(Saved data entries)
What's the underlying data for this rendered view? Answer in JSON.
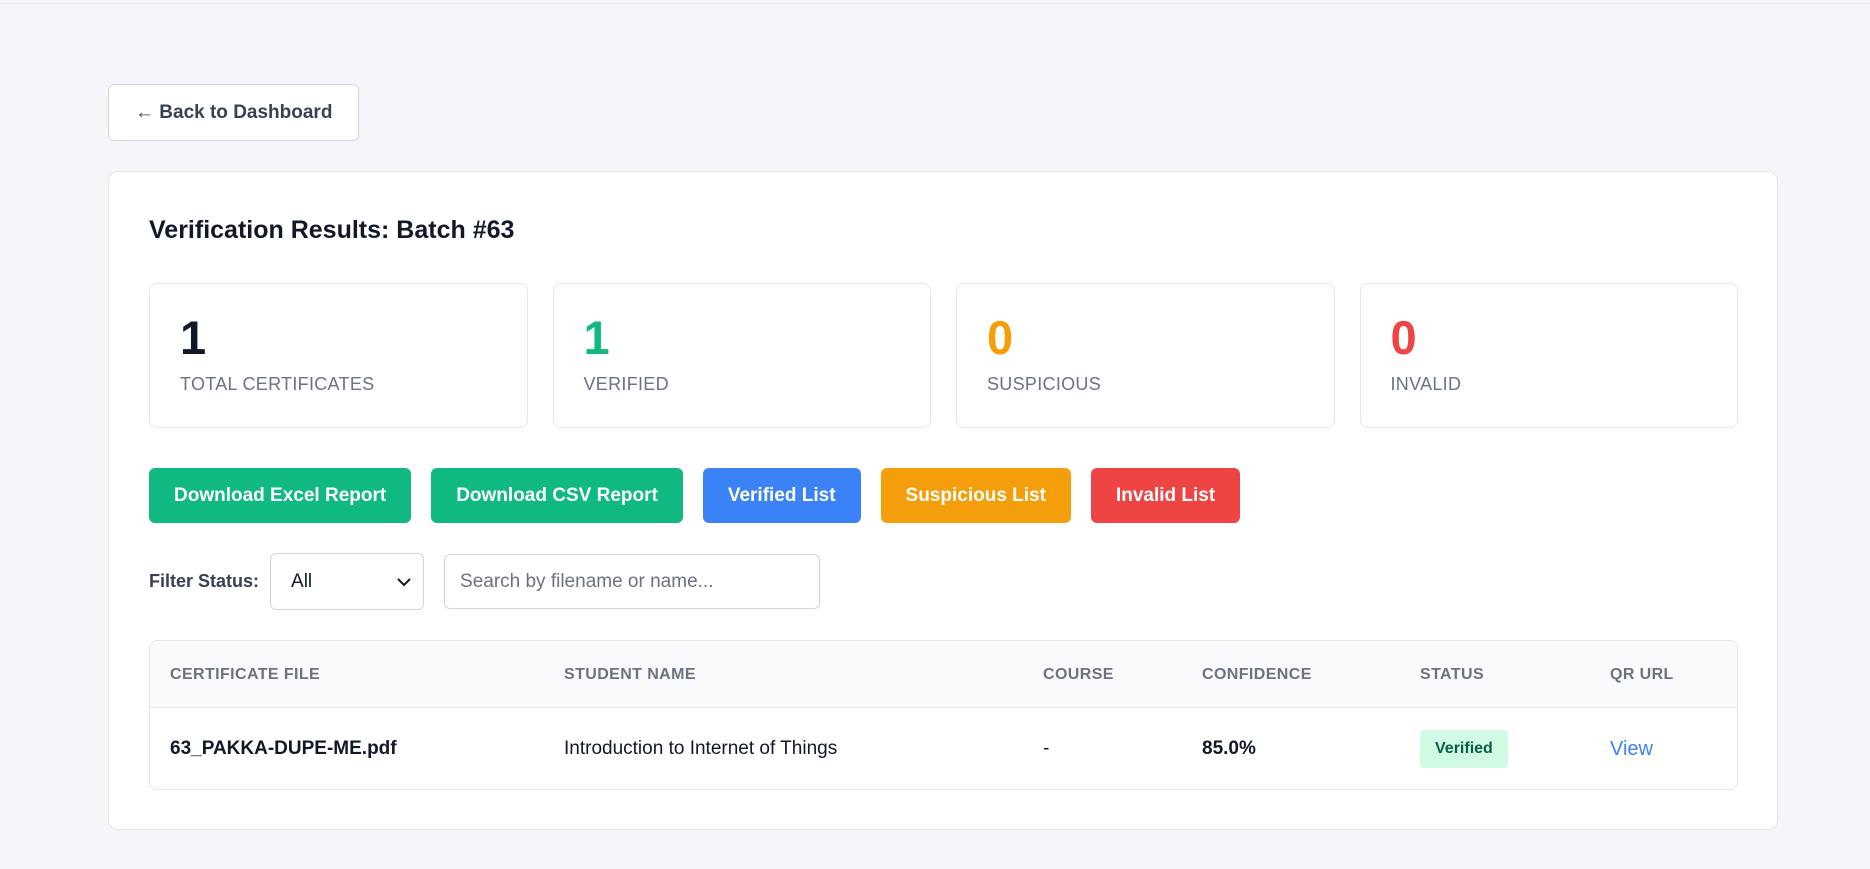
{
  "nav": {
    "back_label": "← Back to Dashboard"
  },
  "page": {
    "title": "Verification Results: Batch #63"
  },
  "stats": [
    {
      "value": "1",
      "label": "TOTAL CERTIFICATES",
      "color": "#111827"
    },
    {
      "value": "1",
      "label": "VERIFIED",
      "color": "#10b981"
    },
    {
      "value": "0",
      "label": "SUSPICIOUS",
      "color": "#f59e0b"
    },
    {
      "value": "0",
      "label": "INVALID",
      "color": "#ef4444"
    }
  ],
  "actions": [
    {
      "label": "Download Excel Report",
      "color": "#10b981"
    },
    {
      "label": "Download CSV Report",
      "color": "#10b981"
    },
    {
      "label": "Verified List",
      "color": "#3b82f6"
    },
    {
      "label": "Suspicious List",
      "color": "#f59e0b"
    },
    {
      "label": "Invalid List",
      "color": "#ef4444"
    }
  ],
  "filters": {
    "status_label": "Filter Status:",
    "status_value": "All",
    "search_placeholder": "Search by filename or name..."
  },
  "table": {
    "headers": [
      "CERTIFICATE FILE",
      "STUDENT NAME",
      "COURSE",
      "CONFIDENCE",
      "STATUS",
      "QR URL"
    ],
    "rows": [
      {
        "file": "63_PAKKA-DUPE-ME.pdf",
        "student": "Introduction to Internet of Things",
        "course": "-",
        "confidence": "85.0%",
        "status": "Verified",
        "qr": "View"
      }
    ]
  }
}
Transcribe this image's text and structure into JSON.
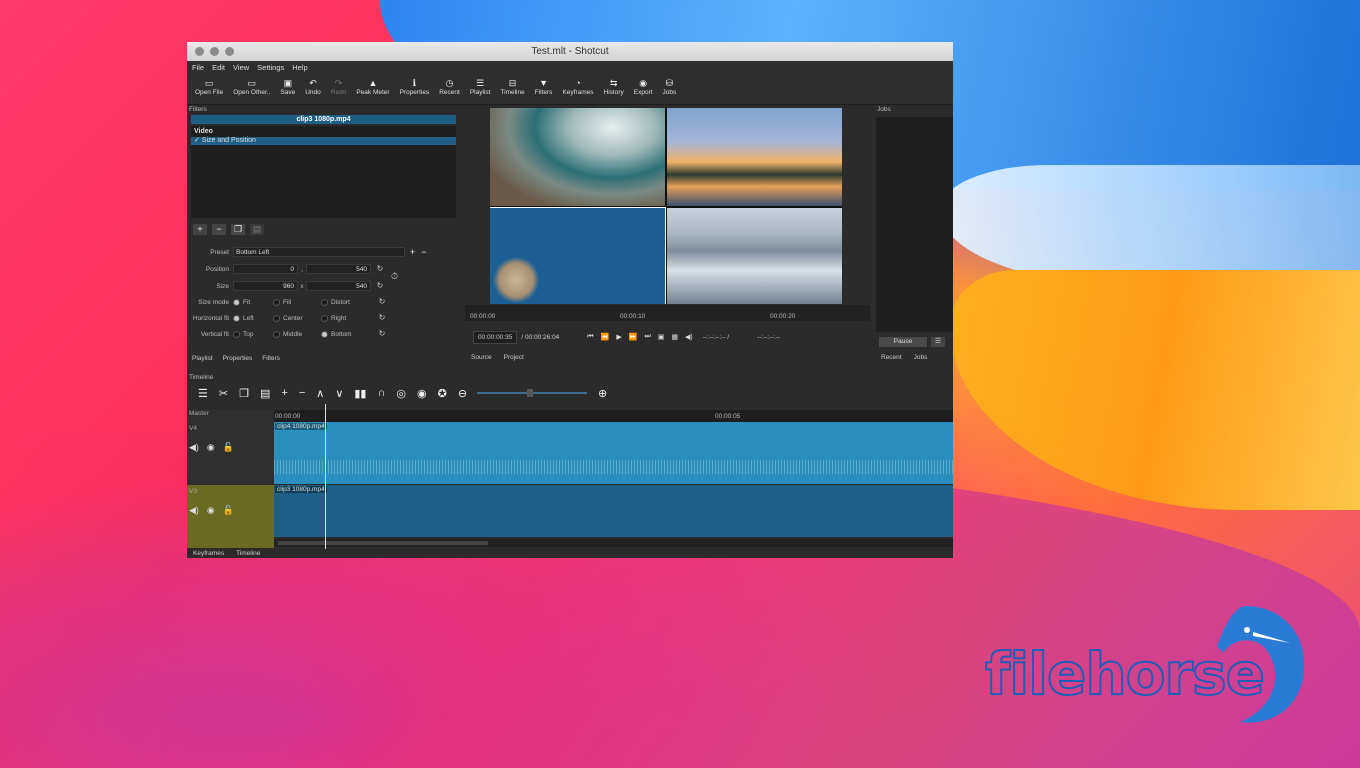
{
  "window": {
    "title": "Test.mlt - Shotcut"
  },
  "menu": [
    "File",
    "Edit",
    "View",
    "Settings",
    "Help"
  ],
  "toolbar": [
    {
      "label": "Open File",
      "icon": "open-file-icon",
      "glyph": "▭"
    },
    {
      "label": "Open Other..",
      "icon": "open-other-icon",
      "glyph": "▭"
    },
    {
      "label": "Save",
      "icon": "save-icon",
      "glyph": "▣"
    },
    {
      "label": "Undo",
      "icon": "undo-icon",
      "glyph": "↶"
    },
    {
      "label": "Redo",
      "icon": "redo-icon",
      "glyph": "↷"
    },
    {
      "label": "Peak Meter",
      "icon": "peak-meter-icon",
      "glyph": "▲"
    },
    {
      "label": "Properties",
      "icon": "info-icon",
      "glyph": "ℹ"
    },
    {
      "label": "Recent",
      "icon": "clock-icon",
      "glyph": "◷"
    },
    {
      "label": "Playlist",
      "icon": "list-icon",
      "glyph": "☰"
    },
    {
      "label": "Timeline",
      "icon": "timeline-icon",
      "glyph": "⊟"
    },
    {
      "label": "Filters",
      "icon": "funnel-icon",
      "glyph": "▼"
    },
    {
      "label": "Keyframes",
      "icon": "stopwatch-icon",
      "glyph": "◔"
    },
    {
      "label": "History",
      "icon": "history-icon",
      "glyph": "⇆"
    },
    {
      "label": "Export",
      "icon": "export-icon",
      "glyph": "◉"
    },
    {
      "label": "Jobs",
      "icon": "jobs-icon",
      "glyph": "⛁"
    }
  ],
  "filters": {
    "title": "Filters",
    "clip": "clip3 1080p.mp4",
    "section": "Video",
    "item": "Size and Position",
    "preset_label": "Preset",
    "preset_value": "Bottom Left",
    "position_label": "Position",
    "position_x": "0",
    "position_y": "540",
    "size_label": "Size",
    "size_w": "960",
    "size_h": "540",
    "sizemode_label": "Size mode",
    "sizemode": [
      "Fit",
      "Fill",
      "Distort"
    ],
    "hfit_label": "Horizontal fit",
    "hfit": [
      "Left",
      "Center",
      "Right"
    ],
    "vfit_label": "Vertical fit",
    "vfit": [
      "Top",
      "Middle",
      "Bottom"
    ],
    "comma": ",",
    "times": "x",
    "tabs": [
      "Playlist",
      "Properties",
      "Filters"
    ]
  },
  "viewer": {
    "ruler": [
      "00:00:00",
      "00:00:10",
      "00:00:20"
    ],
    "current_tc": "00:00:00:35",
    "total_tc": "/ 00:00:26:04",
    "in_out": "--:--:--:-- /",
    "dur": "--:--:--:--",
    "tabs": [
      "Source",
      "Project"
    ]
  },
  "jobs": {
    "title": "Jobs",
    "pause": "Pause",
    "tabs": [
      "Recent",
      "Jobs"
    ]
  },
  "timeline": {
    "title": "Timeline",
    "master": "Master",
    "ruler": [
      "00:00:00",
      "00:00:05"
    ],
    "tracks": [
      {
        "name": "V4",
        "clip": "clip4 1080p.mp4"
      },
      {
        "name": "V3",
        "clip": "clip3 1080p.mp4"
      }
    ],
    "bottom_tabs": [
      "Keyframes",
      "Timeline"
    ]
  },
  "watermark": {
    "text": "filehorse"
  }
}
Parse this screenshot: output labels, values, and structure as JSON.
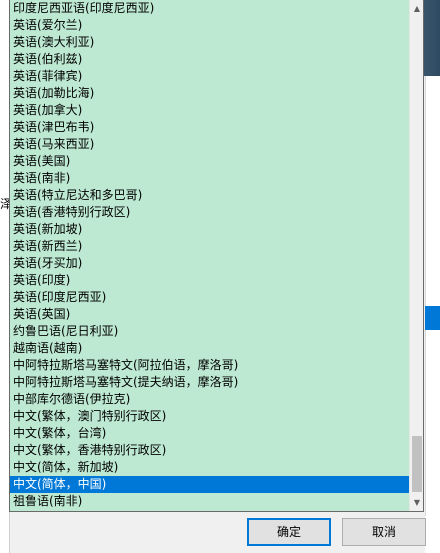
{
  "language_dropdown": {
    "items": [
      "印度尼西亚语(印度尼西亚)",
      "英语(爱尔兰)",
      "英语(澳大利亚)",
      "英语(伯利兹)",
      "英语(菲律宾)",
      "英语(加勒比海)",
      "英语(加拿大)",
      "英语(津巴布韦)",
      "英语(马来西亚)",
      "英语(美国)",
      "英语(南非)",
      "英语(特立尼达和多巴哥)",
      "英语(香港特别行政区)",
      "英语(新加坡)",
      "英语(新西兰)",
      "英语(牙买加)",
      "英语(印度)",
      "英语(印度尼西亚)",
      "英语(英国)",
      "约鲁巴语(尼日利亚)",
      "越南语(越南)",
      "中阿特拉斯塔马塞特文(阿拉伯语，摩洛哥)",
      "中阿特拉斯塔马塞特文(提夫纳语，摩洛哥)",
      "中部库尔德语(伊拉克)",
      "中文(繁体，澳门特别行政区)",
      "中文(繁体，台湾)",
      "中文(繁体，香港特别行政区)",
      "中文(简体，新加坡)",
      "中文(简体，中国)",
      "祖鲁语(南非)"
    ],
    "selected_index": 28
  },
  "background": {
    "left_fragment": "泽"
  },
  "dialog": {
    "ok_label": "确定",
    "cancel_label": "取消"
  },
  "colors": {
    "list_background": "#bde8d2",
    "selection": "#0078d7",
    "primary_button_border": "#0078d7"
  },
  "icons": {
    "scroll_up": "▲",
    "scroll_down": "▼"
  }
}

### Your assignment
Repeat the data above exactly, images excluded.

### The answer
What's the underlying data for this rendered view? Answer in JSON.
{
  "nav": {
    "back_label": "← Back to Dashboard"
  },
  "page": {
    "title": "Verification Results: Batch #63"
  },
  "stats": [
    {
      "value": "1",
      "label": "TOTAL CERTIFICATES",
      "color": "#111827"
    },
    {
      "value": "1",
      "label": "VERIFIED",
      "color": "#10b981"
    },
    {
      "value": "0",
      "label": "SUSPICIOUS",
      "color": "#f59e0b"
    },
    {
      "value": "0",
      "label": "INVALID",
      "color": "#ef4444"
    }
  ],
  "actions": [
    {
      "label": "Download Excel Report",
      "color": "#10b981"
    },
    {
      "label": "Download CSV Report",
      "color": "#10b981"
    },
    {
      "label": "Verified List",
      "color": "#3b82f6"
    },
    {
      "label": "Suspicious List",
      "color": "#f59e0b"
    },
    {
      "label": "Invalid List",
      "color": "#ef4444"
    }
  ],
  "filters": {
    "status_label": "Filter Status:",
    "status_value": "All",
    "search_placeholder": "Search by filename or name..."
  },
  "table": {
    "headers": [
      "CERTIFICATE FILE",
      "STUDENT NAME",
      "COURSE",
      "CONFIDENCE",
      "STATUS",
      "QR URL"
    ],
    "rows": [
      {
        "file": "63_PAKKA-DUPE-ME.pdf",
        "student": "Introduction to Internet of Things",
        "course": "-",
        "confidence": "85.0%",
        "status": "Verified",
        "qr": "View"
      }
    ]
  }
}
Transcribe this image's text and structure into JSON.
{
  "window": {
    "title": "Test.mlt - Shotcut"
  },
  "menu": [
    "File",
    "Edit",
    "View",
    "Settings",
    "Help"
  ],
  "toolbar": [
    {
      "label": "Open File",
      "icon": "open-file-icon",
      "glyph": "▭"
    },
    {
      "label": "Open Other..",
      "icon": "open-other-icon",
      "glyph": "▭"
    },
    {
      "label": "Save",
      "icon": "save-icon",
      "glyph": "▣"
    },
    {
      "label": "Undo",
      "icon": "undo-icon",
      "glyph": "↶"
    },
    {
      "label": "Redo",
      "icon": "redo-icon",
      "glyph": "↷"
    },
    {
      "label": "Peak Meter",
      "icon": "peak-meter-icon",
      "glyph": "▲"
    },
    {
      "label": "Properties",
      "icon": "info-icon",
      "glyph": "ℹ"
    },
    {
      "label": "Recent",
      "icon": "clock-icon",
      "glyph": "◷"
    },
    {
      "label": "Playlist",
      "icon": "list-icon",
      "glyph": "☰"
    },
    {
      "label": "Timeline",
      "icon": "timeline-icon",
      "glyph": "⊟"
    },
    {
      "label": "Filters",
      "icon": "funnel-icon",
      "glyph": "▼"
    },
    {
      "label": "Keyframes",
      "icon": "stopwatch-icon",
      "glyph": "◔"
    },
    {
      "label": "History",
      "icon": "history-icon",
      "glyph": "⇆"
    },
    {
      "label": "Export",
      "icon": "export-icon",
      "glyph": "◉"
    },
    {
      "label": "Jobs",
      "icon": "jobs-icon",
      "glyph": "⛁"
    }
  ],
  "filters": {
    "title": "Filters",
    "clip": "clip3 1080p.mp4",
    "section": "Video",
    "item": "Size and Position",
    "preset_label": "Preset",
    "preset_value": "Bottom Left",
    "position_label": "Position",
    "position_x": "0",
    "position_y": "540",
    "size_label": "Size",
    "size_w": "960",
    "size_h": "540",
    "sizemode_label": "Size mode",
    "sizemode": [
      "Fit",
      "Fill",
      "Distort"
    ],
    "hfit_label": "Horizontal fit",
    "hfit": [
      "Left",
      "Center",
      "Right"
    ],
    "vfit_label": "Vertical fit",
    "vfit": [
      "Top",
      "Middle",
      "Bottom"
    ],
    "comma": ",",
    "times": "x",
    "tabs": [
      "Playlist",
      "Properties",
      "Filters"
    ]
  },
  "viewer": {
    "ruler": [
      "00:00:00",
      "00:00:10",
      "00:00:20"
    ],
    "current_tc": "00:00:00:35",
    "total_tc": "/ 00:00:26:04",
    "in_out": "--:--:--:-- /",
    "dur": "--:--:--:--",
    "tabs": [
      "Source",
      "Project"
    ]
  },
  "jobs": {
    "title": "Jobs",
    "pause": "Pause",
    "tabs": [
      "Recent",
      "Jobs"
    ]
  },
  "timeline": {
    "title": "Timeline",
    "master": "Master",
    "ruler": [
      "00:00:00",
      "00:00:05"
    ],
    "tracks": [
      {
        "name": "V4",
        "clip": "clip4 1080p.mp4"
      },
      {
        "name": "V3",
        "clip": "clip3 1080p.mp4"
      }
    ],
    "bottom_tabs": [
      "Keyframes",
      "Timeline"
    ]
  },
  "watermark": {
    "text": "filehorse"
  }
}
Parse this screenshot: output labels, values, and structure as JSON.
{
  "language_dropdown": {
    "items": [
      "印度尼西亚语(印度尼西亚)",
      "英语(爱尔兰)",
      "英语(澳大利亚)",
      "英语(伯利兹)",
      "英语(菲律宾)",
      "英语(加勒比海)",
      "英语(加拿大)",
      "英语(津巴布韦)",
      "英语(马来西亚)",
      "英语(美国)",
      "英语(南非)",
      "英语(特立尼达和多巴哥)",
      "英语(香港特别行政区)",
      "英语(新加坡)",
      "英语(新西兰)",
      "英语(牙买加)",
      "英语(印度)",
      "英语(印度尼西亚)",
      "英语(英国)",
      "约鲁巴语(尼日利亚)",
      "越南语(越南)",
      "中阿特拉斯塔马塞特文(阿拉伯语，摩洛哥)",
      "中阿特拉斯塔马塞特文(提夫纳语，摩洛哥)",
      "中部库尔德语(伊拉克)",
      "中文(繁体，澳门特别行政区)",
      "中文(繁体，台湾)",
      "中文(繁体，香港特别行政区)",
      "中文(简体，新加坡)",
      "中文(简体，中国)",
      "祖鲁语(南非)"
    ],
    "selected_index": 28
  },
  "background": {
    "left_fragment": "泽"
  },
  "dialog": {
    "ok_label": "确定",
    "cancel_label": "取消"
  },
  "colors": {
    "list_background": "#bde8d2",
    "selection": "#0078d7",
    "primary_button_border": "#0078d7"
  },
  "icons": {
    "scroll_up": "▲",
    "scroll_down": "▼"
  }
}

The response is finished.